For laptops, the RAM is usually behind the labeled lid. Twist the latch to open the cover, pull and hold the RAM clamp, and then pull the RAM toward you at a 45-degree angle and push the RAM out of the slot. Then, insert the RAM into the slot at an angle of 45 degrees and rotate it gently until the lever clamps the RAM firmly.
2. Microprocessor error
A damaged processor can lead to crashes. There are cases where the CPU has failed but is still functional. When the system requires too much processing, the CPU cannot respond and causes crashes. If the CPU is still working properly, it’s possible that its cooling fan has a problem, not cooling the CPU when it is running.
The solution is to clean the CPU fan and replace the thermal paste.
3. Video card error
If the computer freezes when you restart the operating system, end the command line mode, and start to enter the graphics screen, or when the computer is dealing with high-resolution images or playing heavy games, it may be a problem caused by video card errors.
The fix in this case is to replace the video card (if damaged) or clean the video card.
Applies to desktop computers: Tighten the screws and push the rear latches to remove the desktop video card. Then, push the card straight into the slot and screw it back in place.
4. Loose hardware
Loose hardware connections will cause the computer to flicker and lead to crashes. In this case, plug in all the cards and ports on the desktop.
5. Incompatible hardware
If a piece of hardware is not fully compatible with the Windows version, it can cause stability issues. Usually, hardware problems lead to Windows crashing, because the operating system has no other options. However, these problems can also cause system freezes.
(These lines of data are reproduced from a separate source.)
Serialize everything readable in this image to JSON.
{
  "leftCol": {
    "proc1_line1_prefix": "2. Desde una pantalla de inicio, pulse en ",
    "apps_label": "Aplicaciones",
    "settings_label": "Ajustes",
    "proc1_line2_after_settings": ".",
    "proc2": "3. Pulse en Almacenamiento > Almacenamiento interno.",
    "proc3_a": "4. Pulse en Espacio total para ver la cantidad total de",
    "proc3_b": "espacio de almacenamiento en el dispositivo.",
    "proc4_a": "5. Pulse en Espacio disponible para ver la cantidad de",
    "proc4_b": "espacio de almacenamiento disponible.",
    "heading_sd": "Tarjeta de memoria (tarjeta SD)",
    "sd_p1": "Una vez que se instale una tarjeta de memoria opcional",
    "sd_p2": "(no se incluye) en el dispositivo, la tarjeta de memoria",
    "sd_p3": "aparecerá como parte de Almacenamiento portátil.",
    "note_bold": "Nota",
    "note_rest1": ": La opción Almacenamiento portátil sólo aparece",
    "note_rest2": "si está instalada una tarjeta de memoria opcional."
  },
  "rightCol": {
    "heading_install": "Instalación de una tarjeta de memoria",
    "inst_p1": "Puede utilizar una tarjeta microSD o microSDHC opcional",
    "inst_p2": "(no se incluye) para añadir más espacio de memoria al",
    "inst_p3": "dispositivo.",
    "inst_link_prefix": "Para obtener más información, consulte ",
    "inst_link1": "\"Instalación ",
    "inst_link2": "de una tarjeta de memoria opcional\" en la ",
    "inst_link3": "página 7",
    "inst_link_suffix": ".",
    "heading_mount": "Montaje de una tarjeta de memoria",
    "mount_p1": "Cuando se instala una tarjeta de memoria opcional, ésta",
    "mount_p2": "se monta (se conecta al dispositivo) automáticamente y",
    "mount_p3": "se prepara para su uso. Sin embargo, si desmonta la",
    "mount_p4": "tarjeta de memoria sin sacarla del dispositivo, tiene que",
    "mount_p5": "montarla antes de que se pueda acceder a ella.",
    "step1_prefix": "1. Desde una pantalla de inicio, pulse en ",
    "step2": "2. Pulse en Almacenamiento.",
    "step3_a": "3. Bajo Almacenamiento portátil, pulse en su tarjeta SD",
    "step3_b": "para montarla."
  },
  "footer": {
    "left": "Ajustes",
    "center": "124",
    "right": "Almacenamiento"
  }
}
When this happens, think about how you recently connected some new hardware to your PC. Any printer, mouse, keyboard, USB, or other peripheral can be the source of the problem. If you use an outdated piece of hardware, replace it with a modern device and see if that helps.
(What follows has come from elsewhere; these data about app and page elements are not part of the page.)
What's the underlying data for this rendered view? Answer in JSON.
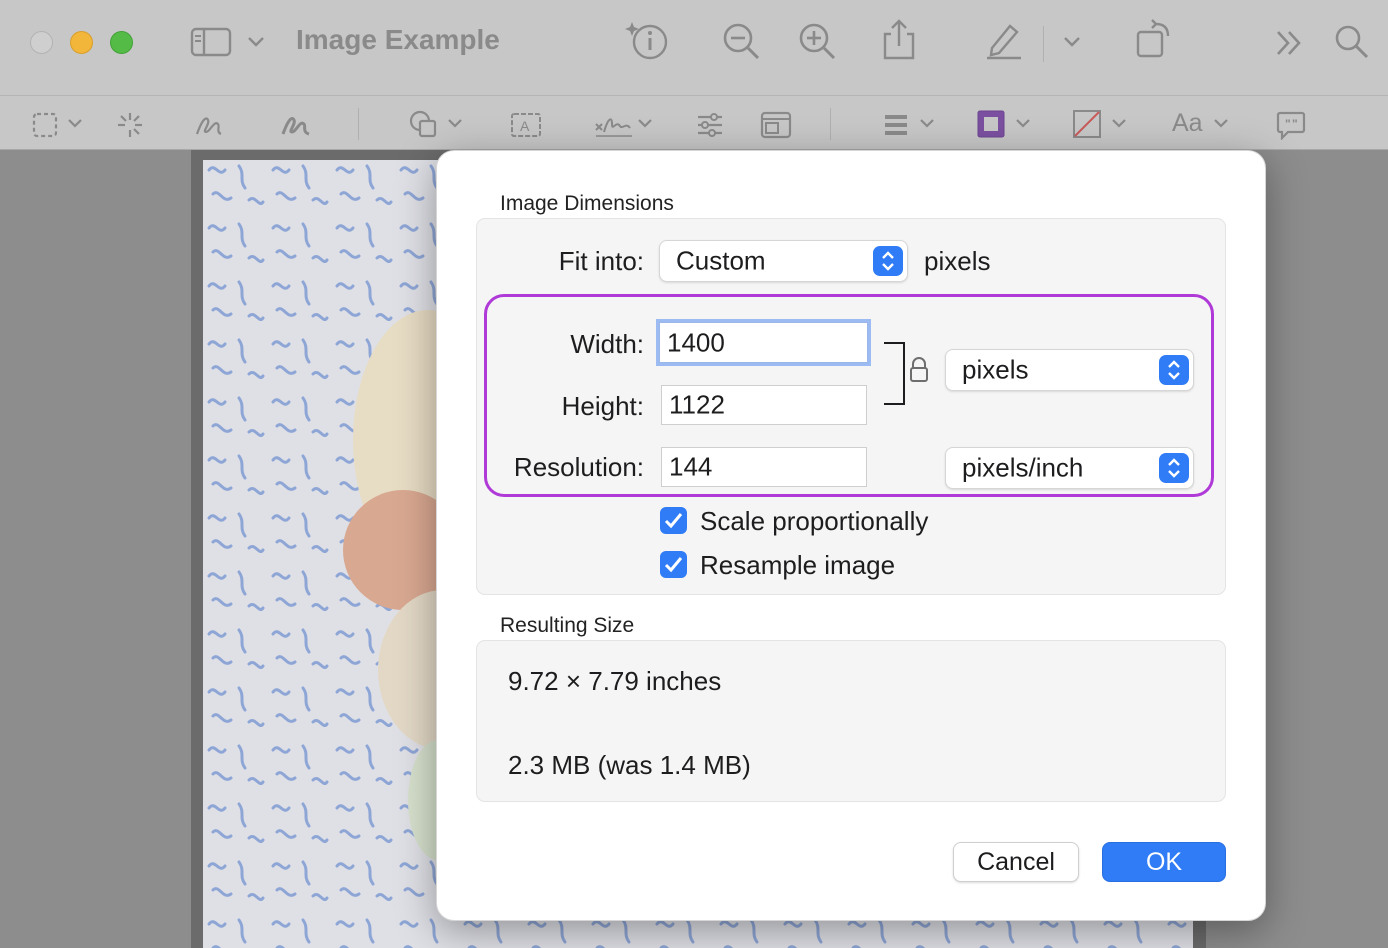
{
  "window": {
    "title": "Image Example"
  },
  "colors": {
    "accent": "#2f7cf6",
    "highlight": "#b03ad8"
  },
  "toolbar": {
    "top_icons": [
      "sidebar-icon",
      "chevron-down-icon",
      "info-icon",
      "zoom-out-icon",
      "zoom-in-icon",
      "share-icon",
      "markup-pen-icon",
      "chevron-down-icon",
      "rotate-icon",
      "more-icon",
      "search-icon"
    ],
    "markup_icons": [
      "selection-icon",
      "instant-alpha-icon",
      "sketch-icon",
      "draw-icon",
      "shapes-icon",
      "text-box-icon",
      "signature-icon",
      "adjust-color-icon",
      "adjust-size-icon",
      "shape-style-icon",
      "border-color-icon",
      "fill-color-icon",
      "text-style-icon",
      "note-icon"
    ],
    "text_style_label": "Aa"
  },
  "dialog": {
    "image_dimensions_title": "Image Dimensions",
    "fit_into": {
      "label": "Fit into:",
      "value": "Custom",
      "unit": "pixels"
    },
    "width": {
      "label": "Width:",
      "value": "1400"
    },
    "height": {
      "label": "Height:",
      "value": "1122"
    },
    "resolution": {
      "label": "Resolution:",
      "value": "144"
    },
    "size_unit": "pixels",
    "resolution_unit": "pixels/inch",
    "scale_proportionally": {
      "label": "Scale proportionally",
      "checked": true
    },
    "resample_image": {
      "label": "Resample image",
      "checked": true
    },
    "resulting_size_title": "Resulting Size",
    "resulting_dimensions": "9.72 × 7.79 inches",
    "resulting_file_size": "2.3 MB (was 1.4 MB)",
    "cancel_label": "Cancel",
    "ok_label": "OK"
  }
}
With the help of compatibility modes and some adjustments, you can make outdated hardware work with newer versions of Windows. However, in many cases, this is very difficult to do. Running legacy software on a modern PC is often easier than using ancient hardware.
Too high a temperature is also the cause of the computer crashing
1. Check temperature. If your computer supports temperature monitoring, use the provided utilities to check the temperature. Any component with a temperature greater than 60 degrees Celsius is considered the culprit.
2. Determine if the blower is damaged. If the blower does not run while the machine’s temperature is too high, it needs to be replaced. If the fan on the laptop is faulty then you need to bring it to a repair center for replacement.
Check the computer fan
3. Additional PC cooling fans are required. In mm, propeller width is expressed. The usual dimensions are 80, 92, and 120 mm. You must purchase a fan that fits the machine’s space.
Laptop users can purchase an additional heatsink (usually connected via USB).
Heatsink for the laptop
4. With desktop computers, you can also add a cooling fan for the RAM in the computer.
Unstable power supplies affect the computer
A flickering power supply or insufficient capacity to supply all components of the computer will also cause the machine to hang or stop working. To fix it, you need:
1. Always make sure your computer is plugged into a stable source.
2. Try the computer at different electrical outlets in the house.
3. Plug the computer into an uninterruptible power supply or UPS.
4. If it’s a desktop computer, connect the desktop internals with different power cables to avoid voltage drop issues.